## [Instructions for the task]
The entries below must be returned exactly as they stand.

## [Excerpts from an interface dataset]
········
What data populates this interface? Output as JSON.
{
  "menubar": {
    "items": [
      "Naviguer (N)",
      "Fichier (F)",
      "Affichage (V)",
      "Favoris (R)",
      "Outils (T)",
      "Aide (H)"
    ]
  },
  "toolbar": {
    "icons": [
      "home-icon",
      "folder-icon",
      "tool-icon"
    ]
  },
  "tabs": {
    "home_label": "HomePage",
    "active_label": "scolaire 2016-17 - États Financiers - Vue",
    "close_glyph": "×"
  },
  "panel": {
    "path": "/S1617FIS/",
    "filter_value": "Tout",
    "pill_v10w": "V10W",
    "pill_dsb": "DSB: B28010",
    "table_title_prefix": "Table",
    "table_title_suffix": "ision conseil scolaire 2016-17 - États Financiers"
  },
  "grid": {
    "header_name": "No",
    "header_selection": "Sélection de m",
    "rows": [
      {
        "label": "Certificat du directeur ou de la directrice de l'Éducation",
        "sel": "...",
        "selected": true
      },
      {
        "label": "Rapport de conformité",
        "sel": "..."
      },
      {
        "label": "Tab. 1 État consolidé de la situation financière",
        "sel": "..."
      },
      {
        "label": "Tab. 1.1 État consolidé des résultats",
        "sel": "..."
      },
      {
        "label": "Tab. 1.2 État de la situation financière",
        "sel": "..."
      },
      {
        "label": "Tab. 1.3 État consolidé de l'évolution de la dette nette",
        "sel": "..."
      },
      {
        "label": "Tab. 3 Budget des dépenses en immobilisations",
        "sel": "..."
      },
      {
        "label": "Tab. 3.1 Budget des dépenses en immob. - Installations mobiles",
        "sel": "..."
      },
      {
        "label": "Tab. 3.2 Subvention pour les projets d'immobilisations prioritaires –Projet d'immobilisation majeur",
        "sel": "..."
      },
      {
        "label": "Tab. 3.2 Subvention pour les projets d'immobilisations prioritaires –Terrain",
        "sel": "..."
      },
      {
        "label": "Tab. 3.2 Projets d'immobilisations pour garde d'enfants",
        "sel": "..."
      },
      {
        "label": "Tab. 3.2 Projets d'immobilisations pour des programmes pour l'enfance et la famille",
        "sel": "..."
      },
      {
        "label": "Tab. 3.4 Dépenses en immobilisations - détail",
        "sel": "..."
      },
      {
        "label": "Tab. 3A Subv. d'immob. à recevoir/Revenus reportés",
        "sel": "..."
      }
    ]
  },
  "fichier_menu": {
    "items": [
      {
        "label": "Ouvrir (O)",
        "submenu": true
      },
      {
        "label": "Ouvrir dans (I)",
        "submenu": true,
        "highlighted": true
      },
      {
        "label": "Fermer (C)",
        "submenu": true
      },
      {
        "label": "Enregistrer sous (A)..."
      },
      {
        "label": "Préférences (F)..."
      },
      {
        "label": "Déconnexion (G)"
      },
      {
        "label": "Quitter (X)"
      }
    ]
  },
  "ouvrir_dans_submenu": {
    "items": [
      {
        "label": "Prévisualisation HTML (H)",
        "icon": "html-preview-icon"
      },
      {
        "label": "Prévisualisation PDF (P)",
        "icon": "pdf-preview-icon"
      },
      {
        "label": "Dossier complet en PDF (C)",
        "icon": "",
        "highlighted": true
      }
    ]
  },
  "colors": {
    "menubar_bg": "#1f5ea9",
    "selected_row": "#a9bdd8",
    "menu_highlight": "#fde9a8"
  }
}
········
## [Response area]
What data populates this interface? Output as JSON.
{
  "menubar": {
    "items": [
      "Naviguer (N)",
      "Fichier (F)",
      "Affichage (V)",
      "Favoris (R)",
      "Outils (T)",
      "Aide (H)"
    ]
  },
  "toolbar": {
    "icons": [
      "home-icon",
      "folder-icon",
      "tool-icon"
    ]
  },
  "tabs": {
    "home_label": "HomePage",
    "active_label": "scolaire 2016-17 - États Financiers - Vue",
    "close_glyph": "×"
  },
  "panel": {
    "path": "/S1617FIS/",
    "filter_value": "Tout",
    "pill_v10w": "V10W",
    "pill_dsb": "DSB: B28010",
    "table_title_prefix": "Table",
    "table_title_suffix": "ision conseil scolaire 2016-17 - États Financiers"
  },
  "grid": {
    "header_name": "No",
    "header_selection": "Sélection de m",
    "rows": [
      {
        "label": "Certificat du directeur ou de la directrice de l'Éducation",
        "sel": "...",
        "selected": true
      },
      {
        "label": "Rapport de conformité",
        "sel": "..."
      },
      {
        "label": "Tab. 1 État consolidé de la situation financière",
        "sel": "..."
      },
      {
        "label": "Tab. 1.1 État consolidé des résultats",
        "sel": "..."
      },
      {
        "label": "Tab. 1.2 État de la situation financière",
        "sel": "..."
      },
      {
        "label": "Tab. 1.3 État consolidé de l'évolution de la dette nette",
        "sel": "..."
      },
      {
        "label": "Tab. 3 Budget des dépenses en immobilisations",
        "sel": "..."
      },
      {
        "label": "Tab. 3.1 Budget des dépenses en immob. - Installations mobiles",
        "sel": "..."
      },
      {
        "label": "Tab. 3.2 Subvention pour les projets d'immobilisations prioritaires –Projet d'immobilisation majeur",
        "sel": "..."
      },
      {
        "label": "Tab. 3.2 Subvention pour les projets d'immobilisations prioritaires –Terrain",
        "sel": "..."
      },
      {
        "label": "Tab. 3.2 Projets d'immobilisations pour garde d'enfants",
        "sel": "..."
      },
      {
        "label": "Tab. 3.2 Projets d'immobilisations pour des programmes pour l'enfance et la famille",
        "sel": "..."
      },
      {
        "label": "Tab. 3.4 Dépenses en immobilisations - détail",
        "sel": "..."
      },
      {
        "label": "Tab. 3A Subv. d'immob. à recevoir/Revenus reportés",
        "sel": "..."
      }
    ]
  },
  "fichier_menu": {
    "items": [
      {
        "label": "Ouvrir (O)",
        "submenu": true
      },
      {
        "label": "Ouvrir dans (I)",
        "submenu": true,
        "highlighted": true
      },
      {
        "label": "Fermer (C)",
        "submenu": true
      },
      {
        "label": "Enregistrer sous (A)..."
      },
      {
        "label": "Préférences (F)..."
      },
      {
        "label": "Déconnexion (G)"
      },
      {
        "label": "Quitter (X)"
      }
    ]
  },
  "ouvrir_dans_submenu": {
    "items": [
      {
        "label": "Prévisualisation HTML (H)",
        "icon": "html-preview-icon"
      },
      {
        "label": "Prévisualisation PDF (P)",
        "icon": "pdf-preview-icon"
      },
      {
        "label": "Dossier complet en PDF (C)",
        "icon": "",
        "highlighted": true
      }
    ]
  },
  "colors": {
    "menubar_bg": "#1f5ea9",
    "selected_row": "#a9bdd8",
    "menu_highlight": "#fde9a8"
  }
}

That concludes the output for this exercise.